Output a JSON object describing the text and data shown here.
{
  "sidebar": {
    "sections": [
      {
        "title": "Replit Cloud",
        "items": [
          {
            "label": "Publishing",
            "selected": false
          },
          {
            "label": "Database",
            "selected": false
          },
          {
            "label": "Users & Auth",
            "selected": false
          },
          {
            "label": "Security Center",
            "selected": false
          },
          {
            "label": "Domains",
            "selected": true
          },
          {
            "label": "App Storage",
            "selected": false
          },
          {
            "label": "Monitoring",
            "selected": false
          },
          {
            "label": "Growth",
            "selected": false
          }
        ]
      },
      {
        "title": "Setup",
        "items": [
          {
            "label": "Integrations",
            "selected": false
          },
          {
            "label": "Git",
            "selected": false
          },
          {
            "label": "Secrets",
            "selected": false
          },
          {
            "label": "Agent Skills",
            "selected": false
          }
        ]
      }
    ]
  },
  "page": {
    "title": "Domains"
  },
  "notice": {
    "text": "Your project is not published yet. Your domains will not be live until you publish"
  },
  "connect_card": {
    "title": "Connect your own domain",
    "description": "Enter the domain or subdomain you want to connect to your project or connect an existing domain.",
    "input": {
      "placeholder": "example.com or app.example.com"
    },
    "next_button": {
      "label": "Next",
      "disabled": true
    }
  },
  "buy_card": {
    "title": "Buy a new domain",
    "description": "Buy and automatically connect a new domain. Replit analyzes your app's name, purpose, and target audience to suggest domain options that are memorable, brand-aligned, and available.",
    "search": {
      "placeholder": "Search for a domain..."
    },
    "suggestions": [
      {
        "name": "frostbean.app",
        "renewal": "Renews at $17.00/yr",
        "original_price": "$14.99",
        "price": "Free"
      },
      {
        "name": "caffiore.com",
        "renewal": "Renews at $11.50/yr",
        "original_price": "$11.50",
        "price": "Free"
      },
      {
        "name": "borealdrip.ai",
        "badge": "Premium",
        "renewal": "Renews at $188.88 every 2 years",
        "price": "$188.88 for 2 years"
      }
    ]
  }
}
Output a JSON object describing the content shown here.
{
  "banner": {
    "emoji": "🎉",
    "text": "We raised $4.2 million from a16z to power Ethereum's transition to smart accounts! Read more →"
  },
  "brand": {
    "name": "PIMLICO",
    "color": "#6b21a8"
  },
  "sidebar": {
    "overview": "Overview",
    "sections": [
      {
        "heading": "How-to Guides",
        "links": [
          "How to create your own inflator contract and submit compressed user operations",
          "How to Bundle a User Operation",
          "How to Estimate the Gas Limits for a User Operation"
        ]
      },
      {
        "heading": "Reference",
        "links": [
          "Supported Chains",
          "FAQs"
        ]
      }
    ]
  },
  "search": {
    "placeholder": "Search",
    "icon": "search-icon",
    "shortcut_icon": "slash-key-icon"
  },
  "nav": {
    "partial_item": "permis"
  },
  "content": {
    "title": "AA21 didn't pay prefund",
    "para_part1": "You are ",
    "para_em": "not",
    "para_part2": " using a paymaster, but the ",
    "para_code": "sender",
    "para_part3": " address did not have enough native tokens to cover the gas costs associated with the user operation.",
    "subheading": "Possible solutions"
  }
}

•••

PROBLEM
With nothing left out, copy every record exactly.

RESULT BELOW
Output a JSON object describing the text and data shown here.
{
  "sidebar": {
    "sections": [
      {
        "title": "Replit Cloud",
        "items": [
          {
            "label": "Publishing",
            "selected": false
          },
          {
            "label": "Database",
            "selected": false
          },
          {
            "label": "Users & Auth",
            "selected": false
          },
          {
            "label": "Security Center",
            "selected": false
          },
          {
            "label": "Domains",
            "selected": true
          },
          {
            "label": "App Storage",
            "selected": false
          },
          {
            "label": "Monitoring",
            "selected": false
          },
          {
            "label": "Growth",
            "selected": false
          }
        ]
      },
      {
        "title": "Setup",
        "items": [
          {
            "label": "Integrations",
            "selected": false
          },
          {
            "label": "Git",
            "selected": false
          },
          {
            "label": "Secrets",
            "selected": false
          },
          {
            "label": "Agent Skills",
            "selected": false
          }
        ]
      }
    ]
  },
  "page": {
    "title": "Domains"
  },
  "notice": {
    "text": "Your project is not published yet. Your domains will not be live until you publish"
  },
  "connect_card": {
    "title": "Connect your own domain",
    "description": "Enter the domain or subdomain you want to connect to your project or connect an existing domain.",
    "input": {
      "placeholder": "example.com or app.example.com"
    },
    "next_button": {
      "label": "Next",
      "disabled": true
    }
  },
  "buy_card": {
    "title": "Buy a new domain",
    "description": "Buy and automatically connect a new domain. Replit analyzes your app's name, purpose, and target audience to suggest domain options that are memorable, brand-aligned, and available.",
    "search": {
      "placeholder": "Search for a domain..."
    },
    "suggestions": [
      {
        "name": "frostbean.app",
        "renewal": "Renews at $17.00/yr",
        "original_price": "$14.99",
        "price": "Free"
      },
      {
        "name": "caffiore.com",
        "renewal": "Renews at $11.50/yr",
        "original_price": "$11.50",
        "price": "Free"
      },
      {
        "name": "borealdrip.ai",
        "badge": "Premium",
        "renewal": "Renews at $188.88 every 2 years",
        "price": "$188.88 for 2 years"
      }
    ]
  }
}
Output a JSON object describing the content shown here.
{
  "banner": {
    "emoji": "🎉",
    "text": "We raised $4.2 million from a16z to power Ethereum's transition to smart accounts! Read more →"
  },
  "brand": {
    "name": "PIMLICO",
    "color": "#6b21a8"
  },
  "sidebar": {
    "overview": "Overview",
    "sections": [
      {
        "heading": "How-to Guides",
        "links": [
          "How to create your own inflator contract and submit compressed user operations",
          "How to Bundle a User Operation",
          "How to Estimate the Gas Limits for a User Operation"
        ]
      },
      {
        "heading": "Reference",
        "links": [
          "Supported Chains",
          "FAQs"
        ]
      }
    ]
  },
  "search": {
    "placeholder": "Search",
    "icon": "search-icon",
    "shortcut_icon": "slash-key-icon"
  },
  "nav": {
    "partial_item": "permis"
  },
  "content": {
    "title": "AA21 didn't pay prefund",
    "para_part1": "You are ",
    "para_em": "not",
    "para_part2": " using a paymaster, but the ",
    "para_code": "sender",
    "para_part3": " address did not have enough native tokens to cover the gas costs associated with the user operation.",
    "subheading": "Possible solutions"
  }
}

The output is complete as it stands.